%%
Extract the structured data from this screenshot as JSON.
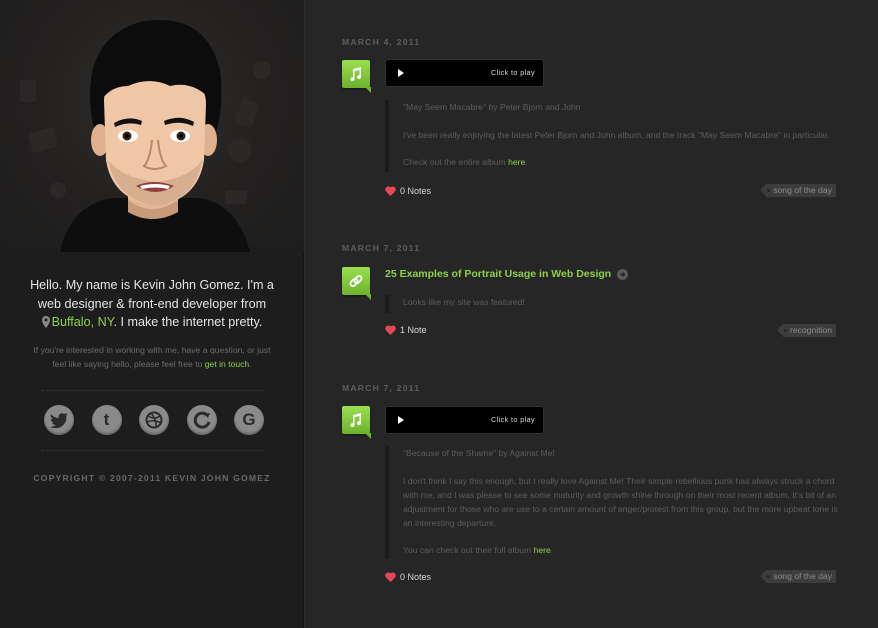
{
  "sidebar": {
    "intro_line1": "Hello. My name is Kevin John Gomez. I'm a",
    "intro_line2": "web designer & front-end developer from",
    "location": "Buffalo, NY",
    "intro_line3_rest": ". I make the internet pretty.",
    "contact_text": "If you're interested in working with me, have a question, or just feel like saying hello, please feel free to",
    "contact_link": "get in touch",
    "contact_end": ".",
    "socials": [
      {
        "name": "twitter-icon",
        "glyph": "t"
      },
      {
        "name": "tumblr-icon",
        "glyph": "t"
      },
      {
        "name": "dribbble-icon",
        "glyph": "◎"
      },
      {
        "name": "forrst-icon",
        "glyph": "C"
      },
      {
        "name": "github-icon",
        "glyph": "G"
      }
    ],
    "copyright": "COPYRIGHT © 2007-2011 KEVIN JOHN GOMEZ"
  },
  "colors": {
    "accent": "#8ed04a",
    "heart": "#e8475a"
  },
  "posts": [
    {
      "date": "MARCH 4, 2011",
      "type": "audio",
      "icon": "music-note-icon",
      "play_label": "Click to play",
      "quote_title": "\"May Seem Macabre\" by Peter Bjorn and John",
      "body": "I've been really enjoying the latest Peter Bjorn and John album, and the track \"May Seem Macabre\" in particular.",
      "cta_text": "Check out the entire album",
      "cta_link": "here",
      "cta_end": ".",
      "notes": "0 Notes",
      "tag": "song of the day"
    },
    {
      "date": "MARCH 7, 2011",
      "type": "link",
      "icon": "link-icon",
      "title": "25 Examples of Portrait Usage in Web Design",
      "body": "Looks like my site was featured!",
      "notes": "1 Note",
      "tag": "recognition"
    },
    {
      "date": "MARCH 7, 2011",
      "type": "audio",
      "icon": "music-note-icon",
      "play_label": "Click to play",
      "quote_title": "\"Because of the Shame\" by Against Me!",
      "body": "I don't think I say this enough, but I really love Against Me! Their simple rebellious punk has always struck a chord with me, and I was please to see some maturity and growth shine through on their most recent album. It's bit of an adjustment for those who are use to a certain amount of anger/protest from this group, but the more upbeat tone is an interesting departure.",
      "cta_text": "You can check out their full album",
      "cta_link": "here",
      "cta_end": ".",
      "notes": "0 Notes",
      "tag": "song of the day"
    }
  ]
}
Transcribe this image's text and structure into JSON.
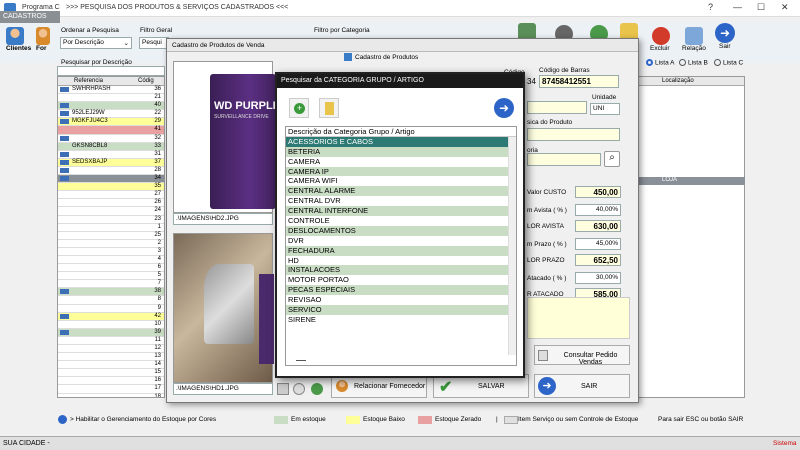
{
  "window": {
    "title": "Programa C",
    "app_title": ">>>  PESQUISA DOS PRODUTOS & SERVIÇOS CADASTRADOS  <<<",
    "menu": "CADASTROS",
    "help": "?",
    "min": "—",
    "max": "☐",
    "close": "✕"
  },
  "toolbar": {
    "clientes": "Clientes",
    "fornecedores": "For",
    "order_label": "Ordenar a Pesquisa",
    "order_value": "Por Descrição",
    "filter_label": "Filtro Geral",
    "filter_value": "Pesqui",
    "category_filter_label": "Filtro por Categoria",
    "excluir": "Excluir",
    "relacao": "Relação",
    "sair": "Sair",
    "lista_a": "Lista A",
    "lista_b": "Lista B",
    "lista_c": "Lista C"
  },
  "search": {
    "label": "Pesquisar por Descrição"
  },
  "grid": {
    "headers": [
      "Referencia",
      "Códig"
    ],
    "rows": [
      {
        "ref": "SWHRHPASH",
        "cod": "36",
        "color": "#ffffff",
        "mark": true
      },
      {
        "ref": "",
        "cod": "21",
        "color": "#ffffff",
        "mark": false
      },
      {
        "ref": "",
        "cod": "40",
        "color": "#c9dcc4",
        "mark": true
      },
      {
        "ref": "952LEJ29W",
        "cod": "22",
        "color": "#ffffff",
        "mark": true
      },
      {
        "ref": "MGKFJU4C3",
        "cod": "29",
        "color": "#ffff99",
        "mark": true
      },
      {
        "ref": "",
        "cod": "41",
        "color": "#e8a0a0",
        "mark": false
      },
      {
        "ref": "",
        "cod": "32",
        "color": "#ffffff",
        "mark": true
      },
      {
        "ref": "GKSN8CBL8",
        "cod": "33",
        "color": "#c9dcc4",
        "mark": false
      },
      {
        "ref": "",
        "cod": "31",
        "color": "#ffffff",
        "mark": true
      },
      {
        "ref": "SEDSXBAJP",
        "cod": "37",
        "color": "#ffff99",
        "mark": true
      },
      {
        "ref": "",
        "cod": "28",
        "color": "#ffffff",
        "mark": true
      },
      {
        "ref": "",
        "cod": "34",
        "color": "#8a9098",
        "mark": true
      },
      {
        "ref": "",
        "cod": "35",
        "color": "#ffff99",
        "mark": false
      },
      {
        "ref": "",
        "cod": "27",
        "color": "#ffffff",
        "mark": false
      },
      {
        "ref": "",
        "cod": "26",
        "color": "#ffffff",
        "mark": false
      },
      {
        "ref": "",
        "cod": "24",
        "color": "#ffffff",
        "mark": false
      },
      {
        "ref": "",
        "cod": "23",
        "color": "#ffffff",
        "mark": false
      },
      {
        "ref": "",
        "cod": "1",
        "color": "#ffffff",
        "mark": false
      },
      {
        "ref": "",
        "cod": "25",
        "color": "#ffffff",
        "mark": false
      },
      {
        "ref": "",
        "cod": "2",
        "color": "#ffffff",
        "mark": false
      },
      {
        "ref": "",
        "cod": "3",
        "color": "#ffffff",
        "mark": false
      },
      {
        "ref": "",
        "cod": "4",
        "color": "#ffffff",
        "mark": false
      },
      {
        "ref": "",
        "cod": "6",
        "color": "#ffffff",
        "mark": false
      },
      {
        "ref": "",
        "cod": "5",
        "color": "#ffffff",
        "mark": false
      },
      {
        "ref": "",
        "cod": "7",
        "color": "#ffffff",
        "mark": false
      },
      {
        "ref": "",
        "cod": "38",
        "color": "#c9dcc4",
        "mark": true
      },
      {
        "ref": "",
        "cod": "8",
        "color": "#ffffff",
        "mark": false
      },
      {
        "ref": "",
        "cod": "9",
        "color": "#ffffff",
        "mark": false
      },
      {
        "ref": "",
        "cod": "42",
        "color": "#ffff99",
        "mark": true
      },
      {
        "ref": "",
        "cod": "10",
        "color": "#ffffff",
        "mark": false
      },
      {
        "ref": "",
        "cod": "39",
        "color": "#c9dcc4",
        "mark": true
      },
      {
        "ref": "",
        "cod": "11",
        "color": "#ffffff",
        "mark": false
      },
      {
        "ref": "",
        "cod": "12",
        "color": "#ffffff",
        "mark": false
      },
      {
        "ref": "",
        "cod": "13",
        "color": "#ffffff",
        "mark": false
      },
      {
        "ref": "",
        "cod": "14",
        "color": "#ffffff",
        "mark": false
      },
      {
        "ref": "",
        "cod": "15",
        "color": "#ffffff",
        "mark": false
      },
      {
        "ref": "",
        "cod": "16",
        "color": "#ffffff",
        "mark": false
      },
      {
        "ref": "",
        "cod": "17",
        "color": "#ffffff",
        "mark": false
      },
      {
        "ref": "",
        "cod": "18",
        "color": "#ffffff",
        "mark": false
      }
    ]
  },
  "right_grid": {
    "header": "Localização",
    "loja": "LOJA"
  },
  "cadastro": {
    "title": "Cadastro de Produtos de Venda",
    "window_label": "Cadastro de Produtos",
    "codigo_label": "Código",
    "codigo_value": "34",
    "barcode_label": "Código de Barras",
    "barcode_value": "87458412551",
    "unidade_label": "Unidade",
    "unidade_value": "UNI",
    "desc_label": "sica do Produto",
    "categoria_label": "oria",
    "image1_path": ".\\IMAGENS\\HD2.JPG",
    "image2_path": ".\\IMAGENS\\HD1.JPG",
    "product_brand": "WD PURPLE",
    "product_sub": "SURVEILLANCE DRIVE",
    "valor_custo_label": "Valor CUSTO",
    "valor_custo": "450,00",
    "margem_vista_label": "m Avista ( % )",
    "margem_vista": "40,00%",
    "valor_vista_label": "LOR AVISTA",
    "valor_vista": "630,00",
    "margem_prazo_label": "m Prazo ( % )",
    "margem_prazo": "45,00%",
    "valor_prazo_label": "LOR PRAZO",
    "valor_prazo": "652,50",
    "margem_atacado_label": "Atacado ( % )",
    "margem_atacado": "30,00%",
    "valor_atacado_label": "R ATACADO",
    "valor_atacado": "585,00",
    "consultar_label": "Consultar Pedido Vendas",
    "relacionar_label": "Relacionar Fornecedor",
    "salvar_label": "SALVAR",
    "sair_label": "SAIR"
  },
  "category_dialog": {
    "title": "Pesquisar da CATEGORIA GRUPO / ARTIGO",
    "header": "Descrição da Categoria Grupo / Artigo",
    "items": [
      "ACESSORIOS E CABOS",
      "BETERIA",
      "CAMERA",
      "CAMERA IP",
      "CAMERA WIFI",
      "CENTRAL ALARME",
      "CENTRAL DVR",
      "CENTRAL INTERFONE",
      "CONTROLE",
      "DESLOCAMENTOS",
      "DVR",
      "FECHADURA",
      "HD",
      "INSTALACOES",
      "MOTOR PORTAO",
      "PECAS ESPECIAIS",
      "REVISAO",
      "SERVICO",
      "SIRENE"
    ],
    "selected_index": 0
  },
  "legend": {
    "habilitar": "> Habilitar o Gerenciamento do Estoque por Cores",
    "em_estoque": "Em estoque",
    "estoque_baixo": "Estoque Baixo",
    "estoque_zerado": "Estoque Zerado",
    "servico": "Item Serviço ou sem Controle de Estoque",
    "sair_hint": "Para sair ESC ou botão SAIR",
    "sep": "|"
  },
  "status": {
    "city": "SUA CIDADE -",
    "sistema": "Sistema"
  },
  "colors": {
    "em_estoque": "#c9dcc4",
    "estoque_baixo": "#ffff99",
    "estoque_zerado": "#e8a0a0",
    "servico": "#e0e0e0",
    "accent": "#2d7a74"
  }
}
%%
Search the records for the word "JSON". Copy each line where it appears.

*Reply*
Extract the structured data from this screenshot as JSON.
Transcribe this image's text and structure into JSON.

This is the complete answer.